Kiplinger’s Personal Finance Magazine
Excuse #1: You’re not going to die.
Excuse #2: You’ve been too busy.
Excuse #3: You can’t stand thinking about a future that doesn’t include you.
If you’re coming up with these or other reasons for not planning for death, you’re in good — if not smart — company.
Just over one-third of Americans have a will, and fewer than half have any estate-planning documents at all, according to a 2011 survey conducted for EZLaw.com. “People don’t want to think about dying. They’re uncomfortable with the topic,” says Danielle Mayoras, coauthor with Andrew Mayoras of Trial & Heirs (Wise Circle, $20). “For that reason, they don’t do anything about estate planning.”
But making arrangements for your final days and beyond isn’t just about helping your family through difficult times. It also lets you designate representatives to make decisions about your care, withdraw money from your accounts to pay your bills and celebrate your existence in exactly the way you want — even if that means letting you take your last ride, to the cemetery, in a less-than-likely vehicle.

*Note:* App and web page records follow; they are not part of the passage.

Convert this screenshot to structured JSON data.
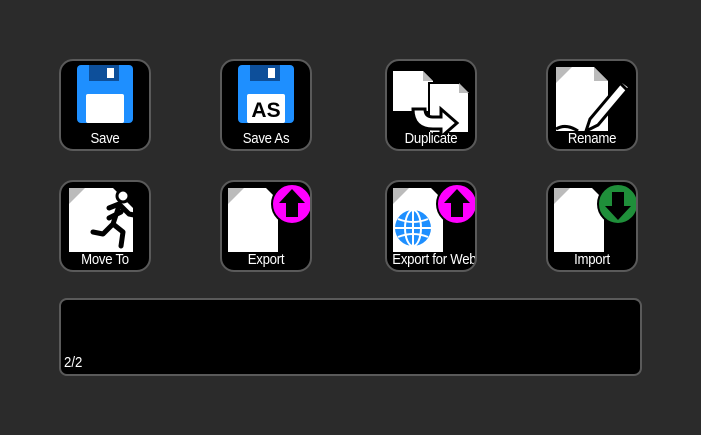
{
  "buttons": {
    "save": "Save",
    "save_as": "Save As",
    "save_as_badge": "AS",
    "duplicate": "Duplicate",
    "rename": "Rename",
    "move_to": "Move To",
    "export": "Export",
    "export_web": "Export for Web",
    "import": "Import"
  },
  "icons": {
    "save": "floppy-disk-icon",
    "save_as": "floppy-disk-as-icon",
    "duplicate": "duplicate-files-icon",
    "rename": "file-pencil-icon",
    "move_to": "file-running-man-icon",
    "export": "file-upload-arrow-icon",
    "export_web": "file-globe-upload-icon",
    "import": "file-download-arrow-icon"
  },
  "colors": {
    "background": "#2b2b2b",
    "button_face": "#000000",
    "border": "#5a5a5a",
    "floppy_blue": "#1e8fff",
    "export_magenta": "#ff00ff",
    "import_green": "#1f8f3a",
    "globe_blue": "#1e8fff"
  },
  "status": {
    "pager": "2/2"
  }
}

Read the full article at Kiplinger’s Personal Finance Magazine